====== Exercise inputs ======

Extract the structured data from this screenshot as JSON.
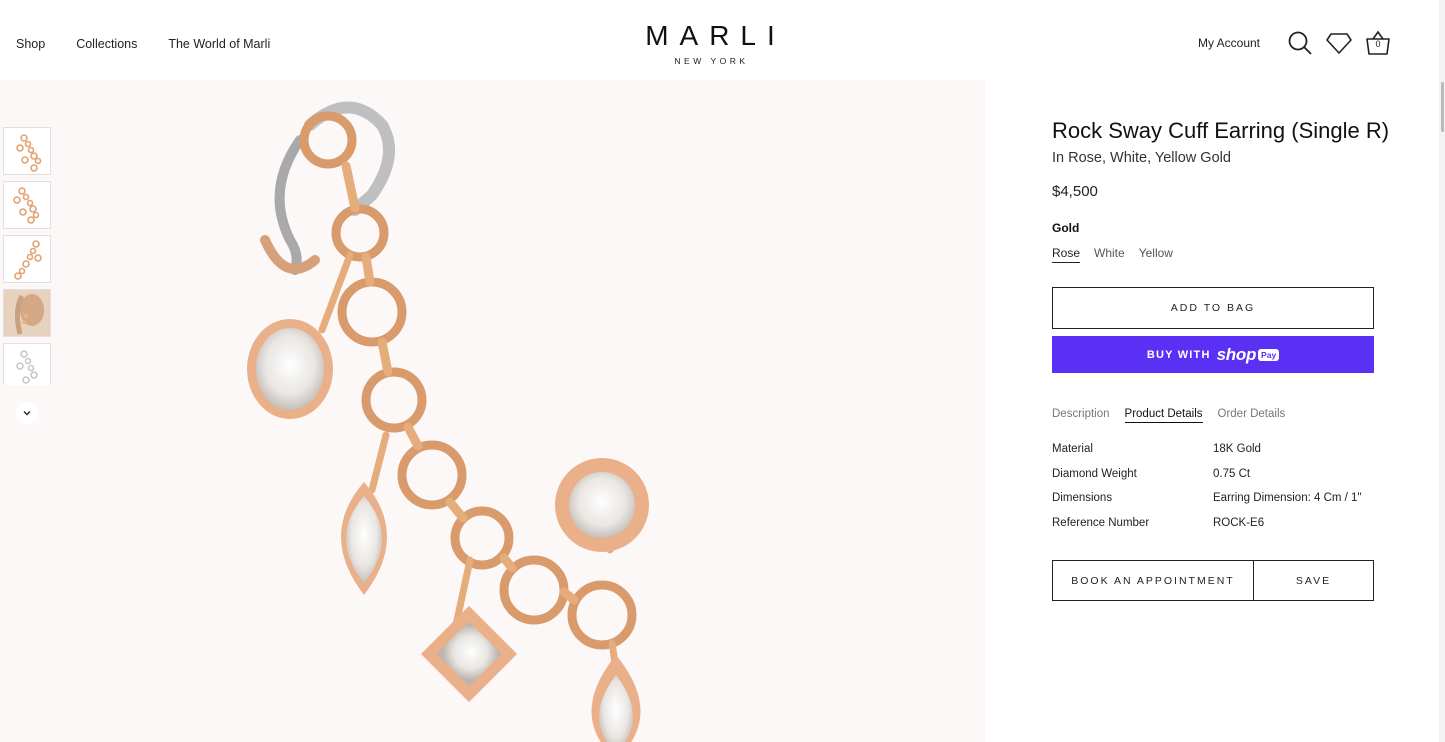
{
  "header": {
    "nav": [
      "Shop",
      "Collections",
      "The World of Marli"
    ],
    "logo": "MARLI",
    "logo_sub": "NEW YORK",
    "my_account": "My Account",
    "cart_count": "0"
  },
  "gallery": {
    "thumbnails": [
      "earring-rose-view",
      "earring-rose-angle",
      "earring-rose-detail",
      "earring-on-model",
      "earring-white-view"
    ],
    "scroll_icon": "chevron-down-icon",
    "main_image": "rock-sway-cuff-earring-rose"
  },
  "product": {
    "title": "Rock Sway Cuff Earring (Single R)",
    "subtitle": "In Rose, White, Yellow Gold",
    "price": "$4,500",
    "variant_label": "Gold",
    "variant_options": [
      "Rose",
      "White",
      "Yellow"
    ],
    "selected_variant": "Rose",
    "add_to_bag": "ADD TO BAG",
    "shop_pay": {
      "prefix": "BUY WITH",
      "brand": "shop",
      "badge": "Pay"
    },
    "tabs": [
      "Description",
      "Product Details",
      "Order Details"
    ],
    "active_tab": "Product Details",
    "details": [
      {
        "label": "Material",
        "value": "18K Gold"
      },
      {
        "label": "Diamond Weight",
        "value": "0.75 Ct"
      },
      {
        "label": "Dimensions",
        "value": "Earring Dimension: 4 Cm / 1\""
      },
      {
        "label": "Reference Number",
        "value": "ROCK-E6"
      }
    ],
    "book_appointment": "BOOK AN APPOINTMENT",
    "save": "SAVE"
  },
  "colors": {
    "shop_pay": "#5a31f4",
    "gallery_bg": "#fcf8f8",
    "rose_gold": "#e2a373"
  }
}
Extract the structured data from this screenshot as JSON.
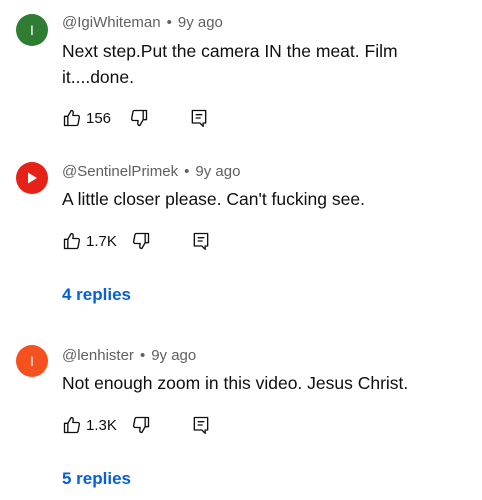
{
  "comments": [
    {
      "avatar_letter": "I",
      "avatar_color": "#2e7d32",
      "author": "@IgiWhiteman",
      "separator": "•",
      "time": "9y ago",
      "text": "Next step.Put the camera IN the meat. Film it....done.",
      "likes": "156"
    },
    {
      "avatar_icon": "play-icon",
      "avatar_color": "#e62117",
      "author": "@SentinelPrimek",
      "separator": "•",
      "time": "9y ago",
      "text": "A little closer please. Can't fucking see.",
      "likes": "1.7K",
      "replies": "4 replies"
    },
    {
      "avatar_letter": "I",
      "avatar_color": "#f4511e",
      "author": "@lenhister",
      "separator": "•",
      "time": "9y ago",
      "text": "Not enough zoom in this video. Jesus Christ.",
      "likes": "1.3K",
      "replies": "5 replies"
    }
  ],
  "icons": [
    "thumb-up-icon",
    "thumb-down-icon",
    "reply-icon"
  ]
}
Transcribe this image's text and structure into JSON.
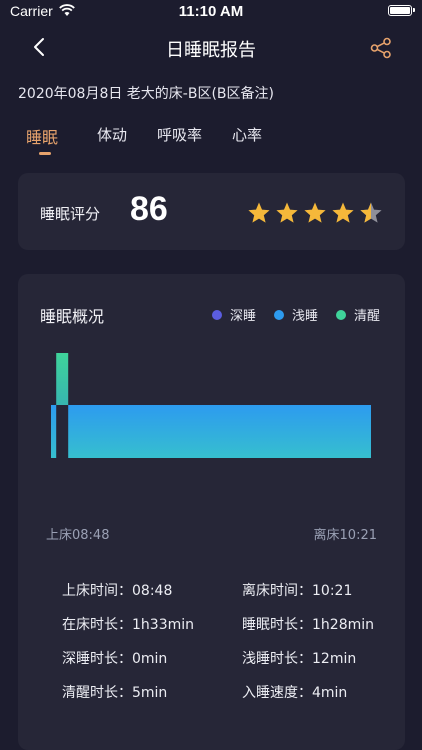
{
  "status_bar": {
    "carrier": "Carrier",
    "time": "11:10 AM"
  },
  "nav": {
    "title": "日睡眠报告"
  },
  "subtitle": "2020年08月8日 老大的床-B区(B区备注)",
  "tabs": [
    {
      "label": "睡眠",
      "active": true
    },
    {
      "label": "体动",
      "active": false
    },
    {
      "label": "呼吸率",
      "active": false
    },
    {
      "label": "心率",
      "active": false
    }
  ],
  "score": {
    "label": "睡眠评分",
    "value": "86",
    "stars_filled": 4,
    "stars_total": 5
  },
  "overview": {
    "heading": "睡眠概况",
    "legend": [
      {
        "name": "深睡",
        "color": "#5b5de0"
      },
      {
        "name": "浅睡",
        "color": "#2d9bef"
      },
      {
        "name": "清醒",
        "color": "#3fd39a"
      }
    ],
    "start_label": "上床08:48",
    "end_label": "离床10:21"
  },
  "stats": [
    {
      "label": "上床时间：",
      "value": "08:48"
    },
    {
      "label": "离床时间：",
      "value": "10:21"
    },
    {
      "label": "在床时长：",
      "value": "1h33min"
    },
    {
      "label": "睡眠时长：",
      "value": "1h28min"
    },
    {
      "label": "深睡时长：",
      "value": "0min"
    },
    {
      "label": "浅睡时长：",
      "value": "12min"
    },
    {
      "label": "清醒时长：",
      "value": "5min"
    },
    {
      "label": "入睡速度：",
      "value": "4min"
    }
  ],
  "chart_data": {
    "type": "bar",
    "x_range": [
      "08:48",
      "10:21"
    ],
    "segments": [
      {
        "stage": "浅睡",
        "start_min": 0,
        "duration_min": 1.5
      },
      {
        "stage": "清醒",
        "start_min": 1.5,
        "duration_min": 3.5
      },
      {
        "stage": "浅睡",
        "start_min": 5,
        "duration_min": 88
      }
    ],
    "stage_levels": {
      "深睡": 0,
      "浅睡": 1,
      "清醒": 2
    },
    "colors": {
      "深睡": "#5b5de0",
      "浅睡": "#2d9bef",
      "清醒": "#3fd39a"
    }
  }
}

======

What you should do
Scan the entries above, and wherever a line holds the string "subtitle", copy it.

Output of the task
    "subtitle": "In Rose, White, Yellow Gold",
  "subtitle": "2020年08月8日 老大的床-B区(B区备注)",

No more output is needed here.